When we got cell phone signal back, we found things did not go according to plan. Scott’s flight had a medical emergency that required a stop in London, so he missed his connection. So did the GPS box, so they both arrived the morning of the 18th. He was not in Khulna already working. He wasn’t working on the compaction site. Between the flight delays and the ship delays, we had lost a day.
Since I couldn’t meet Scott, it was best for me to go to Polder 32 to check on the GPS there. However, not knowing the situation, we had sailed up the wrong channel. We wouldn’t get to the Polder 32 site until the afternoon. Polder is a Dutch term for an embankment. They have been built around much of the land in coastal Bangladesh to protect it from flooding from the brackish water and
improve farming. An unexpected side effect is that the protected land inside the polder, with no flooding or sediments, has sunk by over a meter. It is lower than the land outside the wall and lower than high tide. When Cyclone Aila hit the area in 2009, it breached the polder and the island was flooded for almost two years. We are studying both the physical environment and the human impact. My part is measuring the subsidence with GPS. The receiver here has a modem so the data can be collected by phone, but it hasn’t worked since Jan. 1. We went to the school that houses it, and I managed to correct the problem.
Now it was time to join Scott. I left the boat for a bumpy 2.5-hour drive to Khulna and the hotel. We had allotted two days for servicing and installing GPS in Khulna, but we also wanted to visit a 400-year-old temple in the Sundarbans. It is being looked at to measure subsidence since it was built. We could only visit the temple if we could do the GPS work in one day. We started a 7 a.m., picking up Hafizur and heading to his family’s house, where the compaction meter is. We hoped to finish it quickly, but there were problems with the GPS. The solar panel controller was bad and had to be replaced. Then I found the settings of the GPS were bad; I couldn’t communicate with it. After a struggle, I managed. The system went bad last June and had recorded no data since then. Scott collected data from the compaction meter and surveyed the monuments, while

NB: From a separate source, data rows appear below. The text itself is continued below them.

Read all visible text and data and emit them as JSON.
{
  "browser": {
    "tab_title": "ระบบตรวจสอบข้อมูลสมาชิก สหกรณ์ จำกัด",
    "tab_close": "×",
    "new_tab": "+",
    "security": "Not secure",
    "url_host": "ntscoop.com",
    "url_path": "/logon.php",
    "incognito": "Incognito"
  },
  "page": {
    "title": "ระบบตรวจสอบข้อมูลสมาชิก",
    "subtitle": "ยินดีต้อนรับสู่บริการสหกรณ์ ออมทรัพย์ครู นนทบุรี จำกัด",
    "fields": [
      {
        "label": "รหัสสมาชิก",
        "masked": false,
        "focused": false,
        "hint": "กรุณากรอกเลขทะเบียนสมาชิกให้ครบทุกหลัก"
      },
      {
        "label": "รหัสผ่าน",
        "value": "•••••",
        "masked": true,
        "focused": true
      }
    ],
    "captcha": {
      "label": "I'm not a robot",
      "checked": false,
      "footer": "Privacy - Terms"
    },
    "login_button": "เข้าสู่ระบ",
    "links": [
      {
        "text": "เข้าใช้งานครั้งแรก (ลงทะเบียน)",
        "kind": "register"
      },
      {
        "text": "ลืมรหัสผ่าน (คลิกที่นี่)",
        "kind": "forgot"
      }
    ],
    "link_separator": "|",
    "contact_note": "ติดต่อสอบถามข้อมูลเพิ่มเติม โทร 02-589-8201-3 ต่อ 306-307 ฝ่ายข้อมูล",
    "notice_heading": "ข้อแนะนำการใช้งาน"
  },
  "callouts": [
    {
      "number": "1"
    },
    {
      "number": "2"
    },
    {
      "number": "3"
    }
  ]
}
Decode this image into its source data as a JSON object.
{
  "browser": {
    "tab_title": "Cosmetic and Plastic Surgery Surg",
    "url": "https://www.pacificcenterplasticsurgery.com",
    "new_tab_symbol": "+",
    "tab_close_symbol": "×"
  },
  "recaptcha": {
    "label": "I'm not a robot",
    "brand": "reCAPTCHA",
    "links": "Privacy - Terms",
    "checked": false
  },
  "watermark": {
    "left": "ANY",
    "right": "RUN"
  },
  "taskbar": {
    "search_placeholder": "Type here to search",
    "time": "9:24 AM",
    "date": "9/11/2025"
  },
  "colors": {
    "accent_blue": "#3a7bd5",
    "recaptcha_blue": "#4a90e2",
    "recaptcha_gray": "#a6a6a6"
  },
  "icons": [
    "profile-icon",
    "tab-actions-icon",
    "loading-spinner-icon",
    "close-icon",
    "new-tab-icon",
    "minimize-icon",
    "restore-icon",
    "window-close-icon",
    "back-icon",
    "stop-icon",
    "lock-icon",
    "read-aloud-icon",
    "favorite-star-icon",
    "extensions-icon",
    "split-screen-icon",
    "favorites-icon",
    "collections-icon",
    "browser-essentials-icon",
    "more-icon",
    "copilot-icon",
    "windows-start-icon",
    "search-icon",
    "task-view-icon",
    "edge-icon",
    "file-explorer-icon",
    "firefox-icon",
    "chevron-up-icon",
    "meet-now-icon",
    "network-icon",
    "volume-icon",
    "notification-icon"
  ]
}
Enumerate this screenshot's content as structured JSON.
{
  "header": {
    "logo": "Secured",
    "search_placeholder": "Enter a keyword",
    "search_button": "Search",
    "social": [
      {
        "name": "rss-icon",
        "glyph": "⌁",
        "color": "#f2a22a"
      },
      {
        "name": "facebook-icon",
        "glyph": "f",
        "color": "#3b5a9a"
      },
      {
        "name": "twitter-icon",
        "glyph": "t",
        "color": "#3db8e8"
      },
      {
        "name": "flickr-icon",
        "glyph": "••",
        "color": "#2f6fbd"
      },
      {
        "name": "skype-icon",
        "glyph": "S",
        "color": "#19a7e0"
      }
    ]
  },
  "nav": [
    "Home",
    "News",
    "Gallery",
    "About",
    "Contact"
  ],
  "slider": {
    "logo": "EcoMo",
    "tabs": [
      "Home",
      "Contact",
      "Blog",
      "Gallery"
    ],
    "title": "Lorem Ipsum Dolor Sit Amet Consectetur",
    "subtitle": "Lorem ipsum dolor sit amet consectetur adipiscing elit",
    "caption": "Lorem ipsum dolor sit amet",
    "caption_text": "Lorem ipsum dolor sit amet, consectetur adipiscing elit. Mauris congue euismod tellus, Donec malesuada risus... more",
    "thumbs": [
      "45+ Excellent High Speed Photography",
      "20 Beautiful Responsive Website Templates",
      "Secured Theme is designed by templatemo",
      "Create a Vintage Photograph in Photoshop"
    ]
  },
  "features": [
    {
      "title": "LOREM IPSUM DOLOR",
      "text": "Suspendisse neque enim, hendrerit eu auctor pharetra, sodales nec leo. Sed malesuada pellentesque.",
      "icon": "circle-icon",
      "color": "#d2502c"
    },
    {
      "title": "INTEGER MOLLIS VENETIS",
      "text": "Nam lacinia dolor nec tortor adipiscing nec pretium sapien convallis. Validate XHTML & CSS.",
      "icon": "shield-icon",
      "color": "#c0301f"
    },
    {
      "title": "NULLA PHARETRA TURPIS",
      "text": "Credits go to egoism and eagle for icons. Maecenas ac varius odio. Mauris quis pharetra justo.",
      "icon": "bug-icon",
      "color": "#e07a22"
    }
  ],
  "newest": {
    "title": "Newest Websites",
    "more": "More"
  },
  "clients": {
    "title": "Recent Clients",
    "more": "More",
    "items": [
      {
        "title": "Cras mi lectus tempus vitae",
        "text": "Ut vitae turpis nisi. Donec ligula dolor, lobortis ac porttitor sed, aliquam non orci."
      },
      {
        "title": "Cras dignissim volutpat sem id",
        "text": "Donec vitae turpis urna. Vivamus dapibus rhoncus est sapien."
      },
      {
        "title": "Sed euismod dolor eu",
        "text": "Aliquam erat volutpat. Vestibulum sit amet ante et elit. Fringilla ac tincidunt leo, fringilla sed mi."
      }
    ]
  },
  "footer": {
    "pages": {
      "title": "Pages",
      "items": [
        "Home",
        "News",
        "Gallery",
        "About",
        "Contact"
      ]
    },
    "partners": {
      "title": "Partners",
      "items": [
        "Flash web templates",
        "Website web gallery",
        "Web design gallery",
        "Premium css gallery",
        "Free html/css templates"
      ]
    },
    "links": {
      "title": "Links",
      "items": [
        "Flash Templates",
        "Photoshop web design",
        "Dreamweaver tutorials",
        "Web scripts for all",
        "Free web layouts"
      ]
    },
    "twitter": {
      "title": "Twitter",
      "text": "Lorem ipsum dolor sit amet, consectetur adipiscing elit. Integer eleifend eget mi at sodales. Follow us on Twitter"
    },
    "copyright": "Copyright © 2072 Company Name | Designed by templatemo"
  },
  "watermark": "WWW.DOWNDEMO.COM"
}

I got the GPS going again. When it was time to leave, we found that the Islamic family had prepared a huge lunch for us, and we had to stay and eat: sweet rice appetizer, two kinds of fish, chicken, vegetable, rice and a rice pastry in palm juice for dessert.
When we left to go to Khulna University (KU), our chance for the temple looked bleak. We met Professor Rakib Uddin, who did not get our sense of urgency. The GPS at KU hadn’t been working for years. Set up in the Urban Planning Department, the 20-year-old receiver needed constant care to keep going. We had installed these obsolete instruments when we first started working in Bangladesh and had almost no funding. We would be reestablishing the site, replacing everything.
Then we would install a new receiver in Rakib’s office in Environmental Sciences. As long as we had some overlap of the two receivers, we could combine the measurements for a longer record. After various formalities, we went to the office. We would need to buy some extra equipment, but the professor had to leave. We called everyone to say we could not do the temple. Then Rakib got the professor to leave the key so we could keep working. It was now a maybe. We arranged for the forest permits not knowing if we could use them. Allan and Towfique went shopping while Scott and I did what we could. By the time they got back and we finished, with multiple time-stealing problems along the way, it was dark. Rakib stayed late and Scott and I rushed to install the new GPS. The new ones are easier to work with, but
everything takes time. By the time we finished it was almost 9 p.m.
We rushed to the hotel and packed overnight bags. Bachchu’s other boat, the Mowali, would take us to the Bawali. We left at 10 p.m. after less than 24 hours in Khulna. It took 4 hours to reach the Bawali west of Polder 32. It was 2 a.m., but we made it. No dinner, but a chance to see the only Hindu Temple in the Sundarban. With two armed guards for tigers and a local guide, we sailed to a small channel south of the temple and took the launch to go into the forest. The channel got smaller, with branches occasionally sweeping across the boat. We got stuck, but the tide was rising. Then we had a long hike through the muddy forest, across a log bridge and more mud.
Finally we got there. After examining the temple, we decided more work was needed before we accepted the low subsidence rate estimated for the site. We also visited the rubble of the home for the local community and their protective wall. They were sent here to protect the region from Arakan and Portuguese pirates. They were the ones who built the Shakher temple. We could head back down the channel and return to Khulna on the Bawali. Despite all the problems, we had accomplished all of our goals for this part of the trip.